The unexpected effect of the “perma free” strategy on my productivity

dreamstime_m_42093656In a post entitled Time for a Pivot? I detailed a shift in my marketing strategy for 2015. In 2014, all my books were in Amazon’s KDP Select (which requires exclusivity) and I used the 99 cent Kindle Countdown KDP Select tool as my primarily form of promotion. In December 2014 I took all my books off of KDP Select in order to sell them in a variety of bookstores (Apple, Nook, Kobo, GooglePlay), and for these first six months of 2015 I have been using the perma free strategy (making Maids of Misfortune, the first book in my Victorian San Francisco Mystery series, permanently free) as my major promotional tool. I also committed to writing more short stories, getting audiobook editions out for the next two novels in my series, and writing a short story for a new science fiction collaborative project called the Paradisi Chronicles.

While the table below demonstrates that this shift in strategy worked—in terms of maintaining my monthly income—the unintended consequence and perhaps the most important positive outcome from my shift in strategies is revealed in the last row of the table. My writing productivity quadrupled.

January to June 2014          January to June 2015
1 4 books on sale all in Select 5 books not in KDP Select 1 perma free
2 Total Sales and Borrows 21,200 13,626
3 Ave per month 3,500 2,200
4 Total royalties $36,000 36,500
5 Ave per month $6000 $6000
6 Free books 10,000 129,000
7 Promotions 5 KC (including 2 BookBub) and 1 Free promotion 1 BookBub of permafree book
8 Words written 2 short stories 18,000 words Draft of novel 85,000 words

How did this happen?

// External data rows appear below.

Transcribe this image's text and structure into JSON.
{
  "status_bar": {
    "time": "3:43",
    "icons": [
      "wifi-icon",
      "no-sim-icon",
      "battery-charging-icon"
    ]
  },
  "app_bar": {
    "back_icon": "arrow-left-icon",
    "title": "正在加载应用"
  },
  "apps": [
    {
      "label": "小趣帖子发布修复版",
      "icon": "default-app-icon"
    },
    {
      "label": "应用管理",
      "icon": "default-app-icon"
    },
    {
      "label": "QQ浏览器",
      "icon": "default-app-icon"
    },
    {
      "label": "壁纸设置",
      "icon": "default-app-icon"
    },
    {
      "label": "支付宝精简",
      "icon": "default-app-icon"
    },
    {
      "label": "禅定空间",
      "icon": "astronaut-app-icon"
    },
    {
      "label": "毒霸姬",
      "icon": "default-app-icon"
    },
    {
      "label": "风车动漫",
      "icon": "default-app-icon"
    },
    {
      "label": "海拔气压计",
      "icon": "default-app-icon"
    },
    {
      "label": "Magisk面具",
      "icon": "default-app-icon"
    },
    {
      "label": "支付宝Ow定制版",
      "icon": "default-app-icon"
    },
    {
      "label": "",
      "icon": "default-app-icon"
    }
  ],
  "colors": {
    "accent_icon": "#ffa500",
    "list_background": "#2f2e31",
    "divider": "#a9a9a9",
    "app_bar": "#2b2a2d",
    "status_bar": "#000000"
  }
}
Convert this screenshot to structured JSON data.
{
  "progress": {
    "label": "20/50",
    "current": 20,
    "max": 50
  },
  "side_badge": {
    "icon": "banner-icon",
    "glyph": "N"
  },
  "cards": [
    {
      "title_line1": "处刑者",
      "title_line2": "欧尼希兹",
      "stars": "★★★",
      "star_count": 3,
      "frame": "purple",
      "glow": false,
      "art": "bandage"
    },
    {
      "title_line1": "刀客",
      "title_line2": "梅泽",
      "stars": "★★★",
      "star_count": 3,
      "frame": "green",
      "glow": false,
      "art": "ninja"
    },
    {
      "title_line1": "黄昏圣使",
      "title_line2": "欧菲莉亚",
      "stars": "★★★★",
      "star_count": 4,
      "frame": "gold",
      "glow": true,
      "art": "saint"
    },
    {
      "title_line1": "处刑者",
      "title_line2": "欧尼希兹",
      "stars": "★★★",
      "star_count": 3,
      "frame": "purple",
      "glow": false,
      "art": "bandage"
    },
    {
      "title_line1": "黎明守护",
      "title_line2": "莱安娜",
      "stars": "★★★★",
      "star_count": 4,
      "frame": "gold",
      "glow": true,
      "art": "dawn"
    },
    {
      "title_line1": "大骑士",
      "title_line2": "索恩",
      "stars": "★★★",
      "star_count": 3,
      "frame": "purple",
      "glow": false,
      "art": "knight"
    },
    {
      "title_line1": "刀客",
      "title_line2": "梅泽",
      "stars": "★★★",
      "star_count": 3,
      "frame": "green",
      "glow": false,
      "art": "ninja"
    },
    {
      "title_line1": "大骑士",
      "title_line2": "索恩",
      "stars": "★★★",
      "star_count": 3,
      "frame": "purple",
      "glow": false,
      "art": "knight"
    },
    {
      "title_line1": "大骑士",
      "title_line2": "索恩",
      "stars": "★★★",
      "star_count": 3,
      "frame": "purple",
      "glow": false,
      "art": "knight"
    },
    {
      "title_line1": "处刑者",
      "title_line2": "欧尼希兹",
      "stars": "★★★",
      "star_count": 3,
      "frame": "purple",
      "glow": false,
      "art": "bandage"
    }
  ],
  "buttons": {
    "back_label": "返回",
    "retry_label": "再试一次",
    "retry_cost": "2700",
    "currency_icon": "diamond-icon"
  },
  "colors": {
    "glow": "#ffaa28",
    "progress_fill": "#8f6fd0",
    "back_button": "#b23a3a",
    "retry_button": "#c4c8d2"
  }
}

First of all, let’s look at the numbers. In the first six months of 2014, I had three novels for sale as ebooks (Maids of Misfortune, Uneasy Spirits, and Bloody Lessons) and a boxed set of those books, with print editions for the novels, and an audible edition of Maids of Misfortune.

In the first six months of 2015, I had three novels for sale (Uneasy Sprits, Bloody Lessons and Deadly Proof––the 4th book in my series), Victorian San Francisco Stories (a collection of short stories) and my boxed set. I also now had audio book editions of Uneasy Spirits, Bloody Lessons, and Victorian San Francisco Stories. This meant that even with the loss of the ebook version of Maids of Misfortune as a source of paid income, I had two more ebooks available for sale and several more audio books as a source of income.

Second, while I had lost the income I was getting in 2014 from borrows from KOLL (Kindle Online Lending Library) because none of these books were in KDP Select in 2015, I had picked up sales from Apple, Nook, Kobo, and GooglePlay that made up for that loss of income. For example, January thru June 2014 (before the Kindle Unlimited subscription service was started by Amazon) I averaged 370 borrows a month from KOLL — about $700 a month in income. For 2015, with none of my books making money from borrows, I made on average $1000 a month (which included sales in the Apple, Nook, Kobo, and GooglePlay stores as well as the Kindle store).

Third, while I sold more books in the first six months of 2014 than in 2015 (see rows 2 & 3), a lot of those books were discounted to 99 cents as part of Kindle Countdown promotions (my main promotional tool in 2014). This explains why I was getting the same income for selling fewer books (averaging 1,300 fewer a month in 2015; see rows 3, 4 & 5). In 2015, I was giving away a lot more of copies of one title (see row 6), but I was also selling all my other titles at full price.

Which leads to the fourth and main point. Those Kindle Countdowns took time. As you can see from row 7, in 2014 I did a promotion every single month. And while this strategy produced more book sales, promotions took a lot of my time — which I could have used for writing. I had to schedule each promotion a month in advance, often with multiple promotional sites. The week the book was on sale, I engaged in daily activity on social media to further the promotions, and in order to determine the profitability of each sale, I spent additional time in record keeping to track average sales before, during, and after the sale.

While the time I spent in 2014 yielded income, it also meant that I only got two short stories written during that six-month month period (a total of only 18,000 words). In contrast, in 2015 I spent much less time on promotions. I had a one-day Book Bub promotion of my perma free book, Maids of Misfortune in January and I ran several Facebook ads for that book whenever the number of downloads per day fell. That’s all.

And the short story in the Paradisi Chronicles I said I wanted to write? It became Between Mountain and Sea, a full-length novel (85,000 words) that I wrote between February and June of this year. A much higher rate of productivity and an unexpected bonus from my shift to the perma-free strategy for my series.

So, have any of you authors noticed perma-free freeing up your writing time? If so let me know.

And for the rest of you, why don’t you go and check out Between Mountain and Sea, the fruits of my greater productivity, which is now available for pre-order. You will notice this book is in KDP Select because I am anxious to see how the new “payment by pages finished”​ process of Kindle Unlimited works. Stay tuned!

M. Louisa Locke, July 21, 2015